Weed Watch: Like RAVE Act -- but Worse!
The measure has already gained four co-sponsors -- three East Coast Democrats and a Nebraska Republican -- but Bill Piper, a lobbyist with the Drug Policy Alliance, says he doesn't think the measure will pass. "If I had to guess, I'd say it's not going anywhere," he said. "It seems so overly controversial." Indeed, while the intent of the bill may be to target unscrupulous promoters, its broad language means anyone associated with a rave or electronic-music "event" could face criminal prosecution. "It would include Kinko's if they made the fliers or anyone who delivers food or even the DJ," Piper said. "They're all making some money from the event."
But Piper says he and other drug-policy reformers are paying close attention to another House-sponsored bill: the Clean, Learn, Educate, Abolish, Neutralize, and Undermine Production (CLEAN-UP) of Methamphetamines Act (HR 834). Sponsored by California Republican Rep. Doug Ose and originally introduced last year, the bill is largely innocuous, providing money and educational resources to combat the spread of clandestine meth labs. Nonetheless, the bill has one provision that has drug reformers poised for battle. Under Section 416A, titled "Promoters of Commercial Drug-Oriented Entertainment," anyone promoting any event -- "rave, dance, music, or other entertainment" -- who "ought to know" that drugs will be used at the event could face up to nine years in federal prison. According to Piper, Ose said he wouldn't push for committee hearings until his bill netted 100 co-sponsors. As of last week 113 legislators had signed on -- including Texas Reps. Sheila Jackson Lee, D-Houston, and Pete Sessions, R-Dallas.

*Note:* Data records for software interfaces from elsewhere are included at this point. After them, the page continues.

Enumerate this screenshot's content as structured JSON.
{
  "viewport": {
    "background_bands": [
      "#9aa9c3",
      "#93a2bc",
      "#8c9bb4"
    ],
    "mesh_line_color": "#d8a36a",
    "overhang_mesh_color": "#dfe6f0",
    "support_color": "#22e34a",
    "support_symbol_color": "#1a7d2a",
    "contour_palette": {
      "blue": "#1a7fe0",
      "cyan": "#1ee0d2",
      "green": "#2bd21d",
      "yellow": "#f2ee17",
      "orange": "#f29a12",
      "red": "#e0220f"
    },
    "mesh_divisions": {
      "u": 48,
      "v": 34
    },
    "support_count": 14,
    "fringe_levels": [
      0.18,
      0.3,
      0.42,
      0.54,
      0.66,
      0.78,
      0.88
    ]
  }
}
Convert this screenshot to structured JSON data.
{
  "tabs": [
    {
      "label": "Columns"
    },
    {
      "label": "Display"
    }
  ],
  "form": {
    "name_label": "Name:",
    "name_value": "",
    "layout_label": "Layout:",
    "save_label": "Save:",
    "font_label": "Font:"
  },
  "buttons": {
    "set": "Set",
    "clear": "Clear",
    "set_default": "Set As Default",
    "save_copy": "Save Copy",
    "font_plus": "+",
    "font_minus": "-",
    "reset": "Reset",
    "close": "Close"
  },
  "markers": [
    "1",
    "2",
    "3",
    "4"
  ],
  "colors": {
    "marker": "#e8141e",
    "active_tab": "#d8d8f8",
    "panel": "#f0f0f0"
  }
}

Again, the CLEAN-UP provision is overly broad, Piper said; the provision could be applied to drug use at a Major League Baseball game as easily as to the same behavior at a rave. "We're going to attack it in committee," said Piper, "focusing on that one provision."